This is one of six photographs to appear in my first exhibition, titled ‘Urban’, which I’m very excited about! More details to follow soon.
“We teach them about their appearance, good dress sense. Most don’t know where Jodhpur is, or even that they live in Rajasthan. Their lives are simply this: get up, brew tea for Dad, do the dishes, clean the house, cook lunch, sleep, clean the household, make dinner, go to bed. Every single day of their lives. They have no weekends, no holidays. They are married at 15, and then have the exact same life with a husband who probably rapes and certainly beats them.” This is the account of one man’s mission to ’empower’ disadvantaged women from Rajasthan, in a superb write-up by Liz that is packed with first-hand accounts, facts, sad stories and, ultimately, the positive action of the Sambhali Trust.
It’s summertime and no one wants to read a whole bunch of words, so how about we whisk you off to Jodhpur and introduce you to the streets and the people of The Blue City? For your viewing pleasure, some of our best pics from this wonderful city in Rajasthan…
As our blog moves into the Blue City of Jodhpur, we thought we’d post up our Pic Of The Day: a little bad boy, his home-girl and his wheels, taken in one of the back-streets of this amazing city. Kids, eh? Same the world over. [Click to see the full image]

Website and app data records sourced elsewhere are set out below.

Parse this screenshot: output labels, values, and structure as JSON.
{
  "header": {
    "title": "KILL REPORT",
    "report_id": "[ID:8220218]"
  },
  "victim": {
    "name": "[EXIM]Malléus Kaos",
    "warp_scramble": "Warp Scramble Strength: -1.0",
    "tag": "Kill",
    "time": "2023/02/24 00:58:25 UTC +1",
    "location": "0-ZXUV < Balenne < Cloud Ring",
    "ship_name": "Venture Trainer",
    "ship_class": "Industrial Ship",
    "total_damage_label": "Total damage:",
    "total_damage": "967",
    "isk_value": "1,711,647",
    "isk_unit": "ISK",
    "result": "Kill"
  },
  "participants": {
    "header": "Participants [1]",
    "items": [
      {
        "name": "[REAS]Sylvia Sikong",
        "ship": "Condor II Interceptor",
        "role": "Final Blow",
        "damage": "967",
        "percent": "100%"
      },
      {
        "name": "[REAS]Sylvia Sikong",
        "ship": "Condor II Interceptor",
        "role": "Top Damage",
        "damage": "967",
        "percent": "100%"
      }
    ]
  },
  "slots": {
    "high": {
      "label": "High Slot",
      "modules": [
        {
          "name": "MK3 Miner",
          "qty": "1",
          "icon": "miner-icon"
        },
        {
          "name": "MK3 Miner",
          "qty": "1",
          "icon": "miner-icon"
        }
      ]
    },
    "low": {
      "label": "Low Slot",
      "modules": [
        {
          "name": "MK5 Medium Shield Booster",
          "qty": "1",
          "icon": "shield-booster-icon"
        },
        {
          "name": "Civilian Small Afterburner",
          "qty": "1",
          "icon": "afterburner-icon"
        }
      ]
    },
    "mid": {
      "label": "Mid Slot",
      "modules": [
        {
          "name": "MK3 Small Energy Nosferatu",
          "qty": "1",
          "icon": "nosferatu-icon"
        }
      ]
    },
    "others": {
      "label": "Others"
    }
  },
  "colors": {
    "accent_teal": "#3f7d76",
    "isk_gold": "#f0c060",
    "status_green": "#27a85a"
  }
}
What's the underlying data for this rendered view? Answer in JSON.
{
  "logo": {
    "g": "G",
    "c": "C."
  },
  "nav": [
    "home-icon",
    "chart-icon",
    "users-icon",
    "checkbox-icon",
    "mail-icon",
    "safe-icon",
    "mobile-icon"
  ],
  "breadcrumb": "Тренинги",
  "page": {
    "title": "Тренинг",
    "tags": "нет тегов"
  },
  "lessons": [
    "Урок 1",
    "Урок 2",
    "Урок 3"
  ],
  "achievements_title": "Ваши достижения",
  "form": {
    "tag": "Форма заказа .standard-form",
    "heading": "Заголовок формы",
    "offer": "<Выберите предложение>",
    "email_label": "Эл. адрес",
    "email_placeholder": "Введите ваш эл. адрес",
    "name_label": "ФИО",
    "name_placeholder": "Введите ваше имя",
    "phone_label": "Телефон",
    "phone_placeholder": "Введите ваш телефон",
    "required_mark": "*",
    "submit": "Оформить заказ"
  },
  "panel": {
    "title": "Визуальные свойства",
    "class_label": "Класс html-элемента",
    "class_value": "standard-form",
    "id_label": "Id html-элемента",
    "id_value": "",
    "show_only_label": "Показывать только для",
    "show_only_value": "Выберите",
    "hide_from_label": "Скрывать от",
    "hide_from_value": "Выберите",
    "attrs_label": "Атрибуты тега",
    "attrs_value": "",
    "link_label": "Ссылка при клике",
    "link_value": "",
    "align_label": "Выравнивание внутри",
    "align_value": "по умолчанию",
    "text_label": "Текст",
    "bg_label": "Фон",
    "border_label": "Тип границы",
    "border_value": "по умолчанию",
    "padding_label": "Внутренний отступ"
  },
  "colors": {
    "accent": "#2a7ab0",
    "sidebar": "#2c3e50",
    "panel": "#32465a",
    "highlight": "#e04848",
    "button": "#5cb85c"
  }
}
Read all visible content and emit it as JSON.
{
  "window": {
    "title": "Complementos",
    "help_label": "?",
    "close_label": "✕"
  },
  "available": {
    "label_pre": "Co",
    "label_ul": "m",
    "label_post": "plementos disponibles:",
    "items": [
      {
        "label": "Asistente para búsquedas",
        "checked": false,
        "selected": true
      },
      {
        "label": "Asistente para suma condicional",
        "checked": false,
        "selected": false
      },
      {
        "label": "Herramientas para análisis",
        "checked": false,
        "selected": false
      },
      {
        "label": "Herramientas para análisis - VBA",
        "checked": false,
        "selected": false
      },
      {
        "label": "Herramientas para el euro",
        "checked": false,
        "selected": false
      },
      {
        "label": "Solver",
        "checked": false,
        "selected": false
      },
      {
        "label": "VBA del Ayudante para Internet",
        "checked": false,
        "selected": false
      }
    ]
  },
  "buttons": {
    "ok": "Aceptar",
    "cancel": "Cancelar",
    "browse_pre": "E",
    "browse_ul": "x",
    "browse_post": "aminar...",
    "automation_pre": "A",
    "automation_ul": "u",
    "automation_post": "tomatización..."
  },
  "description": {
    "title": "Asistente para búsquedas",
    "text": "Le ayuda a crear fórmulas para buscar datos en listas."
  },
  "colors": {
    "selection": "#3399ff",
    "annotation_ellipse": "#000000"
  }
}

Our copy of the Lonely Planet describes Jodhpur as “crowded and dirty”. What utter tosh. Being in India ‘crowded’ is a given but The Blue City is by far the cleanest place we have visited so far (and certainly cleaner than London right now). Its smart clock tower in the centre gives it a friendly market-town ambiance and the streets between our niwas (home-stay) and the centre were wide, airy and populated by some rather grand houses. The wonderful tight back-streets are in stark contrast, but all daubed in a bright blue paint and bustling with locals at work and play. We have three (yes, three!) slide shows to illustrate the grandeur of The Blue City to take your mind off the horror of the London riots.
With Liz being short-listed for another writing competition this week we thought we’d start off our Rajasthan series with one of her latest entries, which we’ve also made available for the iPad and Kindle. Beautifully written, this pulls together a number of themes set in Jaipur, Jodpur and Agra (Taj Mahal), the classic traveller trail called The Golden Triangle. The central story, however, concentrates on a remarkable man we met whilst in Jaipur whose quest to empower women from the lowest castes affected us deeply. Setting the scene for the next few blog posts this is moving, brutal yet ultimately uplifting. It is, in my opinion, Liz’s best non-fiction writing to date.